The first application figures are in following the Government's decision to scrap Bursaries for nurses, midwives and allied health professionals and they are as bad as just about everyone feared. Applications for nursing and midwifery courses at British universities have fallen by 23% and nobody outside the Conservative party will be in any way surprised.
I warned at the time that the policy was likely to have precisely this impact, after meeting with representatives from the profession and looking at the evidence. The Government on the other hand didn't even bother to formally consult with the Royal Colleges and other experts before announcing their plans to replace Bursaries with the prospect of a lifetime of debt.
If they had done, they would have heard that gambling with the future of the nursing profession for short-term savings will cost more in the long-term than it ever saves. Instead, in a contender for the most ludicrous political statement of the last decade, the then Health Minister described the proposal as, "potentially one of the most exciting things that we will do in the NHS in the next five years to increase opportunity and quality, and the presence of nursing staff on wards."
The nursing profession is straining at the seams, with the Royal College of Nursing recently reporting that there are 24,000 nursing vacancies in the UK. This not only leads to understaffed wards, pushing the remaining workforce to its limit and leaving patients potentially less safe. The failure to recruit and retain adequate numbers of nurses also led to soaring agency costs, which reached an eye-watering £3.3 billion in just one year under this Government.

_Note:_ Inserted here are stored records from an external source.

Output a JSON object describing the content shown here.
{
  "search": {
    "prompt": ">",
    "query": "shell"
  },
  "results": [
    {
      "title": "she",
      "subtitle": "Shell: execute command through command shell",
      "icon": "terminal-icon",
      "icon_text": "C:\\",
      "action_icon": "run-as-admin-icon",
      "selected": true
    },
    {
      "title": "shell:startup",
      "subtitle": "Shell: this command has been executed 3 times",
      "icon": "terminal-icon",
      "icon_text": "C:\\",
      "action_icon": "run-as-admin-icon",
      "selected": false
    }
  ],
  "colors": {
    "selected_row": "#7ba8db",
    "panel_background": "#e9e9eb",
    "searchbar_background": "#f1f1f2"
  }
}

Along with scrapping bursaries and the ludicrous decision by the Tories to cut the number of nurse training places by 3,000 after taking office which left the NHS with 8,000 fewer nurses; another key cause of the recruitment and retention crisis is the Government's ongoing policy of pay restraint. The Royal College of Nursing have stated that since 2011 there has been a real-terms drop in earnings of 14% for its members.
A wide range of experts from Simon Stevens to the Nuffield Trust have for years warned that pay restraint is not sustainable moving forward and I argued in Parliament this week that the Government needs urgently to change course if it is to avoid compounding this crisis.
As I said in the Parliamentary debate, I recently heard the staff who work in our NHS described as "shock absorbers." That seemed to be a pretty good description of how they are taking and absorbing the relentless pressure and stress of being on the frontline of an underfunded health service. The uncertainty created by Brexit means that the reliance in recent years on recruitment from the EU is no longer available to shore up the numbers. Our NHS staff cannot keep giving more at the same time that we are giving them less, the Government needs to reinstate bursaries and end pay restraint - we cannot afford not to.